Up until several months ago, the California Academy of Sciences home page sported an incredibly simple quiz on elementary science. I don’t know why the quiz was removed, though it’s possible someone in Public Relations decided that making visitors to the site feel like idiots wasn’t in the best interests of the academy. Only 21% of adults answered all of these first three questions correctly.
How long does it take for the Earth to go around the Sun?
A. One day
B. One week
C. One month
D. One year
E. Not sure
The earliest humans lived at the same time as dinosaurs
C. Not sure
What percentage of the Earth’s surface is covered by water?
G. Not sure
The subsequent few questions (which I didn't save anywhere and no longer remember) weren’t any harder, but winnowed the perfect scorers down to 6%. Keep in mind that a solid majority of Americans go on to some higher education beyond high school. So, most quiz-takers were highly (if not particularly well) educated folks. Yet, on the same site, 80% checked the box saying that science education is “essential” for the future of the country and the economy. How would they know?
When I first saw the quiz, I chuckled and then read out loud the first question to an acquaintance who was in the room (and who doesn’t read my blogs). He has a high school diploma and is anything but dense.
“Go around the sun?” he asked.
I answered, “Uh, yes.”
“Oh yeah,” he said. “That’s why the sun rises and sets.”
Jay Leno was nowhere in sight. My response was polite (until now). Actually, fully 47% answered that first question incorrectly. I’m not proposing a solution. As I grow older I am increasingly of the sour opinion that there are no solutions to most human deficiencies, including my own more than ample share of them. Grammar school science is, in fact, taught in grammar school; if most folks choose to forget it all afterward, so be it. I do propose, however, that we remember to laugh whenever a politician (of any stripe) sweet-talks voters in the usual fashion by expressing faith in their intellect. We also should wonder how many of the pols themselves can answer the same questions -- most clearly have trouble with grade school math.

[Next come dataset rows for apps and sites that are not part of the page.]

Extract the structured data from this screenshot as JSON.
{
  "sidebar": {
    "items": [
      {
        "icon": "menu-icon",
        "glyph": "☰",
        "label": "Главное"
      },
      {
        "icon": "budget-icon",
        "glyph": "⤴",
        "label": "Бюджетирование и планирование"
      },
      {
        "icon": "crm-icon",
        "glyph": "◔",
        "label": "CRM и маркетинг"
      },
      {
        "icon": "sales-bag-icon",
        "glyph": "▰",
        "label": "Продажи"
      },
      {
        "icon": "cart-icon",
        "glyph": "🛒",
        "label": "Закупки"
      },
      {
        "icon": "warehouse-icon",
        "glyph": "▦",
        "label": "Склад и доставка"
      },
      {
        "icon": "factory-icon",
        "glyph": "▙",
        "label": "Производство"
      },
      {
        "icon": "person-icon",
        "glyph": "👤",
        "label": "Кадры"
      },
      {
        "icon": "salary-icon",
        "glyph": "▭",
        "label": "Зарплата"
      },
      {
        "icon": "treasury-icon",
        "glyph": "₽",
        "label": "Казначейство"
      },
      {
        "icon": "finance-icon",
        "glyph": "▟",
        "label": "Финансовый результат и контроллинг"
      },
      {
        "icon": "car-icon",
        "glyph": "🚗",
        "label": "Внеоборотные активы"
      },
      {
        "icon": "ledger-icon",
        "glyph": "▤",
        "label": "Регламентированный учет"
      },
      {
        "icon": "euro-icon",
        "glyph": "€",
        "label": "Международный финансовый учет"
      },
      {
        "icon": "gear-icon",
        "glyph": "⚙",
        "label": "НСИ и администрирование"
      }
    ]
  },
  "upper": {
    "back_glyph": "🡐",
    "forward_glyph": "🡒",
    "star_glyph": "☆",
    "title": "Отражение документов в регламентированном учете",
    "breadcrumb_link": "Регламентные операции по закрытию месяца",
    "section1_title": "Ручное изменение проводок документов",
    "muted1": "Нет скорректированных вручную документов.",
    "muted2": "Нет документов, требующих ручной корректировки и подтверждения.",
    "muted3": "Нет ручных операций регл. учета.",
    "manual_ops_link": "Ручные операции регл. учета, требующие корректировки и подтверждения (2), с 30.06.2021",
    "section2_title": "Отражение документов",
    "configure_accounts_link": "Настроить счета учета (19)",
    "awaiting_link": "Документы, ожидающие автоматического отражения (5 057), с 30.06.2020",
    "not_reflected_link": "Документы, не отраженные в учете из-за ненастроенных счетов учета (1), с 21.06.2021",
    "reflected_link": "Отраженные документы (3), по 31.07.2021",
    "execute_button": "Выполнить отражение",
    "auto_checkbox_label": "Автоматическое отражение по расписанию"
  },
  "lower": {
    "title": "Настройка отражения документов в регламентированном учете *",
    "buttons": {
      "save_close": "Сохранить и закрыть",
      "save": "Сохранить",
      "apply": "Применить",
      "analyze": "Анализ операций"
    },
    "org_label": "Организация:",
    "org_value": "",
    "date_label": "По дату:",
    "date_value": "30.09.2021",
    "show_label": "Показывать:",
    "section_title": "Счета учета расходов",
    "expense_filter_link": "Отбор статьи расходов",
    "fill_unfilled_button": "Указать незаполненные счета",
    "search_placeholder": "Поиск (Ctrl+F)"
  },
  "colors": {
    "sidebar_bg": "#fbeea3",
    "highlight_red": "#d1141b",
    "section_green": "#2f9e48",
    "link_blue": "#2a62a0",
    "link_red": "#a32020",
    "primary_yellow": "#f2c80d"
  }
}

I shouldn’t have to say (and for anyone who has read this far I’m sure I don’t), but the answers to the three above are D-B-D. Among adults who took the quiz, the percentage of correct answers for each of those questions respectively: 53, 59, and 47. 79% missed at least one.